(Excerpts from an interface dataset)
*** Block opens ***

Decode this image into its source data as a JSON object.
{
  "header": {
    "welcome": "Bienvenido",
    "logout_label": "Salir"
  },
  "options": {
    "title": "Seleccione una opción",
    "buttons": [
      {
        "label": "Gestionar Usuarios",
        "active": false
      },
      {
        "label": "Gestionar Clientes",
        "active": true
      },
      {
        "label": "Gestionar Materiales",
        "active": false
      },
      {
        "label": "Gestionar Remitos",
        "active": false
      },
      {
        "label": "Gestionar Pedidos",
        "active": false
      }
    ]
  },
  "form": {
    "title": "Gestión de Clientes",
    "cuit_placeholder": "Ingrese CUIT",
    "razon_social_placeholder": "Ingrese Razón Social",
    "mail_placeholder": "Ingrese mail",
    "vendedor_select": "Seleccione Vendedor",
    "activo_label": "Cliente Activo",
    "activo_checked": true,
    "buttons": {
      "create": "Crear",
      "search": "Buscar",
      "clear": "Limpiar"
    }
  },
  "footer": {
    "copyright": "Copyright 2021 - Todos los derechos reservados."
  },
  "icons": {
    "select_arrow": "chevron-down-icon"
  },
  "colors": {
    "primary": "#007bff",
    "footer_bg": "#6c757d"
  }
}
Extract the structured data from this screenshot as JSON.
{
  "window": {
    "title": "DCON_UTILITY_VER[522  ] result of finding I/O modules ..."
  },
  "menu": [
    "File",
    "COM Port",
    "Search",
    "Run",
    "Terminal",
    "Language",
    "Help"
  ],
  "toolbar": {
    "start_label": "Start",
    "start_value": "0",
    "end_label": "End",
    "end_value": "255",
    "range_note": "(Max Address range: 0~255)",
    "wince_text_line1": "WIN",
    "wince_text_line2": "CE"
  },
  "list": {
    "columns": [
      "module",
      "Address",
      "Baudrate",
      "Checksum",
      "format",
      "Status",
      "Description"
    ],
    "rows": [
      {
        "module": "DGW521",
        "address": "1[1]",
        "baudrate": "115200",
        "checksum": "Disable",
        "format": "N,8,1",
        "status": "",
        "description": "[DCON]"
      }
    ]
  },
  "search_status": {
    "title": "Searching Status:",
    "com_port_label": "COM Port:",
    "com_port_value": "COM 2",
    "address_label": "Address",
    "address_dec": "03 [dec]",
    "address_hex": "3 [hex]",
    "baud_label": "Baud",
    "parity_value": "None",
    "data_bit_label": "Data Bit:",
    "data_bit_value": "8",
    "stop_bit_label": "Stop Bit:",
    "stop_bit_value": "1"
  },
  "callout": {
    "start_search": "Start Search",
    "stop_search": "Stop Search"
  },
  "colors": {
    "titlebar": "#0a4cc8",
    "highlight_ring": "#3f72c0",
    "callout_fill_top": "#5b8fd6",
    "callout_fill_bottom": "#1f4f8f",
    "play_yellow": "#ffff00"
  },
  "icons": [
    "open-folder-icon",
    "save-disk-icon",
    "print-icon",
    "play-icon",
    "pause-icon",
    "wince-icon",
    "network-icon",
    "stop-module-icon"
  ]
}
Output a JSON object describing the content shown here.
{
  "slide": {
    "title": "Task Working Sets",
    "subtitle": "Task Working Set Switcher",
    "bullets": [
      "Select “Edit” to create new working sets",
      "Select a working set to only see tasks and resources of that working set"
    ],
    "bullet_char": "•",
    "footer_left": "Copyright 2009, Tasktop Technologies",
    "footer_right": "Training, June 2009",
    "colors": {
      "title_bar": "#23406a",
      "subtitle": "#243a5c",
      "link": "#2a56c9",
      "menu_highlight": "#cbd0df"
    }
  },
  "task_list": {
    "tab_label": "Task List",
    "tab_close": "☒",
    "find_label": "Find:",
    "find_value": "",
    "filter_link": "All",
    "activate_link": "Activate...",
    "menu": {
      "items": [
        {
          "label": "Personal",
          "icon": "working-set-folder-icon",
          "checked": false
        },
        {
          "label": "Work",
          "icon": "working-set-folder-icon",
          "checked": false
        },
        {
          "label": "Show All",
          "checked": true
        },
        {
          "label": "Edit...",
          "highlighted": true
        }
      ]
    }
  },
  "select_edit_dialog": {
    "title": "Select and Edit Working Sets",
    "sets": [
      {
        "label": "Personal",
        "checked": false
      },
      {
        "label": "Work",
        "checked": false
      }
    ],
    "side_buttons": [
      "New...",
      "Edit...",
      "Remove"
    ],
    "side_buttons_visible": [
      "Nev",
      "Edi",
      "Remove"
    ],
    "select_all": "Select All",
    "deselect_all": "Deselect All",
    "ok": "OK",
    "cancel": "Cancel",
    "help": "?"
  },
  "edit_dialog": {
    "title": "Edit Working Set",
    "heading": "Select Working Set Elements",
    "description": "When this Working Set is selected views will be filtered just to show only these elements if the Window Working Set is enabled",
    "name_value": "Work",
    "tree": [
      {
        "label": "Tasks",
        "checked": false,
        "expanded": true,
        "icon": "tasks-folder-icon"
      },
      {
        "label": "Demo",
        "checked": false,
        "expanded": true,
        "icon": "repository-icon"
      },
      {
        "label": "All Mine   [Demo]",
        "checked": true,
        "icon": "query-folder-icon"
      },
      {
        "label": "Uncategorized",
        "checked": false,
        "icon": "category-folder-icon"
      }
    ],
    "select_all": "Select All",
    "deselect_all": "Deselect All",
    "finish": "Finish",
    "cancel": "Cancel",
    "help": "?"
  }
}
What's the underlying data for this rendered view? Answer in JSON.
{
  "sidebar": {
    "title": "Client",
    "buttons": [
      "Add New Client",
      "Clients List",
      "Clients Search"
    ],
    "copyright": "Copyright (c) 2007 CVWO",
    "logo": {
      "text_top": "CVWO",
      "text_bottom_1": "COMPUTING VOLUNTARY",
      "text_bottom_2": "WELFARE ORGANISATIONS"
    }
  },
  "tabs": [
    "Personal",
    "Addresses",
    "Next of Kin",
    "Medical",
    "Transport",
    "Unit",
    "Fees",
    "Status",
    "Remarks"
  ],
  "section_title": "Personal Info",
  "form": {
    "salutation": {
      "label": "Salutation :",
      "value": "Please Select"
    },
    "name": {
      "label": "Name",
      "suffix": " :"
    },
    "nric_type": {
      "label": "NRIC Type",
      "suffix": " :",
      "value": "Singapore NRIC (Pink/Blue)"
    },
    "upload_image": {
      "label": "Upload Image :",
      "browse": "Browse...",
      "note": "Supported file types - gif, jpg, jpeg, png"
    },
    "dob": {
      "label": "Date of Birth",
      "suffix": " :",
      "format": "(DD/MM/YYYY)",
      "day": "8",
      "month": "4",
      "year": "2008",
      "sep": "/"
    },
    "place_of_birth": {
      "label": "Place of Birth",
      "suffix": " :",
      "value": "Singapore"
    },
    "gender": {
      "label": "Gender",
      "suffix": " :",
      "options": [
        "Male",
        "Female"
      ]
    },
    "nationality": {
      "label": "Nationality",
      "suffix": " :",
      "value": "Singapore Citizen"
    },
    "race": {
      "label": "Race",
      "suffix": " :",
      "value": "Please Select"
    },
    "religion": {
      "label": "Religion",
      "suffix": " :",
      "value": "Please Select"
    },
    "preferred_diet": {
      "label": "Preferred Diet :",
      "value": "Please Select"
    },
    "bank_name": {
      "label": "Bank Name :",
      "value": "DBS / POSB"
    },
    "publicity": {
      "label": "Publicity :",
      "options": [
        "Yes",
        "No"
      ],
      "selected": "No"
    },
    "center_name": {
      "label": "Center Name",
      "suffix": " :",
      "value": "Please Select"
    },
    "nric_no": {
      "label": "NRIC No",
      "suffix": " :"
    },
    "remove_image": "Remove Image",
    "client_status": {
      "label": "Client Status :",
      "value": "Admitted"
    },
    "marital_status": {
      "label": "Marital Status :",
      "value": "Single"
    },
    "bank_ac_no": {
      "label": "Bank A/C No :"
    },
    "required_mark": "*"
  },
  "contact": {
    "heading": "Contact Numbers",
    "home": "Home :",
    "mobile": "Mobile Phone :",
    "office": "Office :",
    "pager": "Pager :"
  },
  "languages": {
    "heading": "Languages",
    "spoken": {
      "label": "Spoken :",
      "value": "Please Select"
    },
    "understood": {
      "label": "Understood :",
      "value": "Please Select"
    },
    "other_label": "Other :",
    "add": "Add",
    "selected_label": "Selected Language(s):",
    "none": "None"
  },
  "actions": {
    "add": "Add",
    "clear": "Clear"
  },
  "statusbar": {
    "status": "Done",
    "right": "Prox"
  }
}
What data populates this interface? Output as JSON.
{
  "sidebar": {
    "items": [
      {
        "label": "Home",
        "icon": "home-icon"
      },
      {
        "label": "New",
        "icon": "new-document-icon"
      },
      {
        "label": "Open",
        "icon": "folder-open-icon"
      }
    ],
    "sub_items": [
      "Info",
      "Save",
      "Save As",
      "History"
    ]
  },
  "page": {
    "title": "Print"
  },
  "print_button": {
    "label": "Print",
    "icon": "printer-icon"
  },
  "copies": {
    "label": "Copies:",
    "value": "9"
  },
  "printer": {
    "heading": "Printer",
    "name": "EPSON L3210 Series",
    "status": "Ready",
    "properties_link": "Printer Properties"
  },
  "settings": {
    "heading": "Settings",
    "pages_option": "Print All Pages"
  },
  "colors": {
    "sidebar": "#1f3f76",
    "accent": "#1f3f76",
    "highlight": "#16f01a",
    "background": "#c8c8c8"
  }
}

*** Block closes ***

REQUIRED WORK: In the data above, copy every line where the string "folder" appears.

ANSWER:
    "open-folder-icon",
          "icon": "working-set-folder-icon",
          "icon": "working-set-folder-icon",
        "icon": "tasks-folder-icon"
        "icon": "query-folder-icon"
        "icon": "category-folder-icon"
        "icon": "folder-open-icon"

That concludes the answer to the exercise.